. . . as I have loved you

Hooray for summer!  Classes are finished, finals are over, and graduation is done!  Good for you, everyone!  Another year is complete and we are all at the edge of some kind of transition.  Whether you are starting something very new or returning to familiar places and activities, summer is a wonderful change.  May your summer be filled with new experiences, opportunities to learn and grow, time to relax and refresh with people who matter to you, and chances took back and reflect on all that happened in the year that has passed.

As our whole community is in the midst of transition, in this week’s gospel reading we find Jesus and his disciples on the edge the biggest of transitions.  These verses follow immediately after last week’s gospel reading – the evening just before Jesus is betrayed and arrested.  Soon, everything will change dramatically.  In these final moments, Jesus highlights for them (and us) the core of his teaching and their lives together, saying, “Love one another as I have loved you.”  He tells the disciples that he is no longer talking to them as servants compelled to follow his commands, but rather as friends who understand and embrace what Jesus is about, who freely take on what Jesus calls them to. 

Loving one another is a tricky task. It may sound like fun, but love is more than a warm feeling of affection or appreciation. Love is making the choice to act with kindness, generosity, inclusion, compassion, forgiveness, patience, justice, and peace even when we don’t feel like it.  And toward people we may struggle to tolerate, let alone love.  Love is a way of life – treating others with respect even when it is hard.  Acting kindly toward both the people we truly enjoy and appreciate and the people we don’t as beloved children of God, because that is just what they are. Surely Jesus knew this was a tremendous task as he invited the disciples to “love one another,” and it has certainly not become easier for us today.

At the important moments of transition in our lives, we reflect on the ways God has been present, bringing support, growth, and compassion to us.  God’s love touches us through the people we encounter, the beauty of creation, the creativity of art and music, the movement of our bodies, the ways food tastes, the ideas we explore . . . the list is nearly endless, for God’s love is endless. May we all find ways to love one another in this transition, and in all the transitions of our lives.



weekly prayer | Jesus calls the disciples to love one another in John 15

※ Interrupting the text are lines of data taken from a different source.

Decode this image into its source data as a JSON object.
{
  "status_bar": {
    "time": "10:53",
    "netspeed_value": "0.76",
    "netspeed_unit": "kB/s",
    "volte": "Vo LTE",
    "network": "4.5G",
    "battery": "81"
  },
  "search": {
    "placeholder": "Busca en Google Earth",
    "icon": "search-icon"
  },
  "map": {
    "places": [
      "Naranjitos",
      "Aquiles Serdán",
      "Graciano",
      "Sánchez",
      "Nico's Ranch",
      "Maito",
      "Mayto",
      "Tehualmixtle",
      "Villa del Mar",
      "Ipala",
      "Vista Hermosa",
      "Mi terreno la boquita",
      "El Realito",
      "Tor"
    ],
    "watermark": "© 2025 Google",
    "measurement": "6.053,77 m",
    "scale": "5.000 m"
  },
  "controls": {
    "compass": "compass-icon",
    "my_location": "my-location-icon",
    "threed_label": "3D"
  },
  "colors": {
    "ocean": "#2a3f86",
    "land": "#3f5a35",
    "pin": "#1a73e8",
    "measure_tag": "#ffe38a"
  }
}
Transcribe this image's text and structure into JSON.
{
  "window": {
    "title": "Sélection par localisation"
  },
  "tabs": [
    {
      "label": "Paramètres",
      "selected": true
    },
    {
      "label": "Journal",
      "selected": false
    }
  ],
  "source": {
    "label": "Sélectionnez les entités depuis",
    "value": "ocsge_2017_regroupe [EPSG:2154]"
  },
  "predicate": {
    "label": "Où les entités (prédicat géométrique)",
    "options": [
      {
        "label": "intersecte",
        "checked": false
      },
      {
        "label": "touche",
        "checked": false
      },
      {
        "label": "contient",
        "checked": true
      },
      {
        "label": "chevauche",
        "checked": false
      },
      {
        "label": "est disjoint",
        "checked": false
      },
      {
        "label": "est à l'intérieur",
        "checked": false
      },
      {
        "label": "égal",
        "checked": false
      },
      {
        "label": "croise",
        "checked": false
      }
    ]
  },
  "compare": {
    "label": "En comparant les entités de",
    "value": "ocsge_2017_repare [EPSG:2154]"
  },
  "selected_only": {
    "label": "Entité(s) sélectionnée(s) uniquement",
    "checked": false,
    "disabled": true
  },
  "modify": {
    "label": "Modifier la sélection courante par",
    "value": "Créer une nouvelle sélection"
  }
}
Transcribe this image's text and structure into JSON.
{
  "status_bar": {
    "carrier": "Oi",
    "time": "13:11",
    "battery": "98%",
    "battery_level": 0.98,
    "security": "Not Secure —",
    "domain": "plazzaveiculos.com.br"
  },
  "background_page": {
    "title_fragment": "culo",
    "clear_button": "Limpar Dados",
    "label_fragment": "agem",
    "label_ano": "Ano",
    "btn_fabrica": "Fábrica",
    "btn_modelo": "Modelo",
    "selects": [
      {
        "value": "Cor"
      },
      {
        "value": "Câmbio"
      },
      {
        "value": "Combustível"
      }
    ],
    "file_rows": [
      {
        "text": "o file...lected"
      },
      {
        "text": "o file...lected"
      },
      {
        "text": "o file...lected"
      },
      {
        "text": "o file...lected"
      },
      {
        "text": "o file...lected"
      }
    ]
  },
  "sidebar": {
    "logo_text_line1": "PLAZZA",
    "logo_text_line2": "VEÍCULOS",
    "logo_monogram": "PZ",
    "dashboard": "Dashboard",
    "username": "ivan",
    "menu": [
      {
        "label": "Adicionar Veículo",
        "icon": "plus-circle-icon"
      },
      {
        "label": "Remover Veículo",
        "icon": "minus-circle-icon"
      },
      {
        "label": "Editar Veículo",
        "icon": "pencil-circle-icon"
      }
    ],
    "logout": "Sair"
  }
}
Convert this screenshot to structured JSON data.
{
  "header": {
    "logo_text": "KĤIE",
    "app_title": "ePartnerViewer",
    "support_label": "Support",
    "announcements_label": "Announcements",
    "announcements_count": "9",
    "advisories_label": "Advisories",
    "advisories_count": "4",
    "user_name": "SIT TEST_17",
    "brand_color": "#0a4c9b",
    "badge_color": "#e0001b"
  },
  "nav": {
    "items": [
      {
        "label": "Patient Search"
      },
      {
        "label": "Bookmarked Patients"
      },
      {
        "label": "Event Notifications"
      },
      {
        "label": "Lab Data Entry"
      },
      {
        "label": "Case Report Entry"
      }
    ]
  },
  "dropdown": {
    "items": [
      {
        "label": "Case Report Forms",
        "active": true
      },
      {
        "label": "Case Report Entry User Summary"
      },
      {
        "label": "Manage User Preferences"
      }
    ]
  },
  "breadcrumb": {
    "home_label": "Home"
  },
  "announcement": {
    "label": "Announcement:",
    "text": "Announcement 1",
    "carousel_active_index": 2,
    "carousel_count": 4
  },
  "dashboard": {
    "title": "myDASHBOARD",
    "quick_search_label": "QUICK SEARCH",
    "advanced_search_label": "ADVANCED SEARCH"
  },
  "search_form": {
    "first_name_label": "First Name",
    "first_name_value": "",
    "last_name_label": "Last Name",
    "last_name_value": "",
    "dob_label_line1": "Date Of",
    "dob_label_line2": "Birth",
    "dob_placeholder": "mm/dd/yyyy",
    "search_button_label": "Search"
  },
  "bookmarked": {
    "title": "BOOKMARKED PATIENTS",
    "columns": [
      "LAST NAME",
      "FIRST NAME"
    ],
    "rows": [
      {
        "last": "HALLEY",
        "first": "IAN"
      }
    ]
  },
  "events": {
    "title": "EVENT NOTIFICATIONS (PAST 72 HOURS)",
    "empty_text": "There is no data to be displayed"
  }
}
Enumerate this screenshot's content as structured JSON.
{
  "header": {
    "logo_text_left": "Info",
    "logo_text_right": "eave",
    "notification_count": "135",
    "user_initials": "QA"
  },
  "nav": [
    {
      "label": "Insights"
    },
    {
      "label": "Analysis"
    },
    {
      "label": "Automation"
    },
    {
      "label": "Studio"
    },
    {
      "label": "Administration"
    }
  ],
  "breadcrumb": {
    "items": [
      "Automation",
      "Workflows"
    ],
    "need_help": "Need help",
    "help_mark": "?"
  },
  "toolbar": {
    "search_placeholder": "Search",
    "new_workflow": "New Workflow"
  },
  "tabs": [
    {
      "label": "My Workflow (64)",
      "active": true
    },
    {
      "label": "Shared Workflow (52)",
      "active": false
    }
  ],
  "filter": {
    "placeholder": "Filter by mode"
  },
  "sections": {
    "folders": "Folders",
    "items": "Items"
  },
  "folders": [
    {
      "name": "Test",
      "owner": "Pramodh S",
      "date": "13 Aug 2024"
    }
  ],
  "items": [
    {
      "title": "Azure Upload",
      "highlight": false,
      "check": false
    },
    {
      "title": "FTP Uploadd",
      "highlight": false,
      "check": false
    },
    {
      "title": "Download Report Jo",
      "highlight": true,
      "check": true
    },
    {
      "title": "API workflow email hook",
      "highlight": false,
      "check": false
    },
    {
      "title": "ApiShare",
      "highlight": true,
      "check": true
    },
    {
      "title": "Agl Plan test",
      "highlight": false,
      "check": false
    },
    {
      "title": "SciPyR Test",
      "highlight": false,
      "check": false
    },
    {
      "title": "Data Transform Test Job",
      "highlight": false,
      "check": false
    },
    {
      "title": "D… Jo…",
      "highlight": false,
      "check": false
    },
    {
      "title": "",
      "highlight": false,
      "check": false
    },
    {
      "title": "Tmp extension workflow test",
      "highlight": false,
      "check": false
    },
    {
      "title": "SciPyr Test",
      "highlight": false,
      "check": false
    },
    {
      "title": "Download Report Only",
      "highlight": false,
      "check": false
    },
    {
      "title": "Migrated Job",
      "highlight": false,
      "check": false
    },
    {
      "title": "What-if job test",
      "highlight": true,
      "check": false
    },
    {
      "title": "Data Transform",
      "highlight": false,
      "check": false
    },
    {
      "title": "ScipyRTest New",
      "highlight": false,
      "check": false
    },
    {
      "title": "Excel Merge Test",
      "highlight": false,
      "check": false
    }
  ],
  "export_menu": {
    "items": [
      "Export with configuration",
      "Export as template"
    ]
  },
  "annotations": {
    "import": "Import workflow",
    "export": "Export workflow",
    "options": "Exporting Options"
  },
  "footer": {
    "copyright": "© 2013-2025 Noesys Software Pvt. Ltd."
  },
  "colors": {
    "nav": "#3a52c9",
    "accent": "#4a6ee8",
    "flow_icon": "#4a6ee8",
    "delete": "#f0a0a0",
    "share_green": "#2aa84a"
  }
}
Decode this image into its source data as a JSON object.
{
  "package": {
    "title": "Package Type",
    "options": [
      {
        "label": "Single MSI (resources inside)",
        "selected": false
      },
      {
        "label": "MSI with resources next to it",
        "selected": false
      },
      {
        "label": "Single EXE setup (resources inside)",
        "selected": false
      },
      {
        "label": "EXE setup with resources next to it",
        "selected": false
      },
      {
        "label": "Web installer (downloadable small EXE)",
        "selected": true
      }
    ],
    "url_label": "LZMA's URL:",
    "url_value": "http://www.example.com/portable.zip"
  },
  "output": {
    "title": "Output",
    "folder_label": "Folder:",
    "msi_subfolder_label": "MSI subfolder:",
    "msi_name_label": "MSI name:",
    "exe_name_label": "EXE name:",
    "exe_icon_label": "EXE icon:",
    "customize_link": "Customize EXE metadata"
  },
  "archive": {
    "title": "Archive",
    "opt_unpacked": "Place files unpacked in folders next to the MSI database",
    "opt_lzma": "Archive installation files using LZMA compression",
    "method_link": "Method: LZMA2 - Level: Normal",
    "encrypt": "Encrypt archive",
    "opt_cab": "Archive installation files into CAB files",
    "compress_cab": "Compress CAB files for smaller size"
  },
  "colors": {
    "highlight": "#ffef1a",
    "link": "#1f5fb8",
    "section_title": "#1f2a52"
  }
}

Write To Us:

    Contact Us:

    Lutheran Campus Ministry 211A Pasquerilla Spiritual Center University Park, PA 16802
    (814) 865-0715 |

    Find Us:

    Student Signup

    Friends & Supporters Newsletter Signup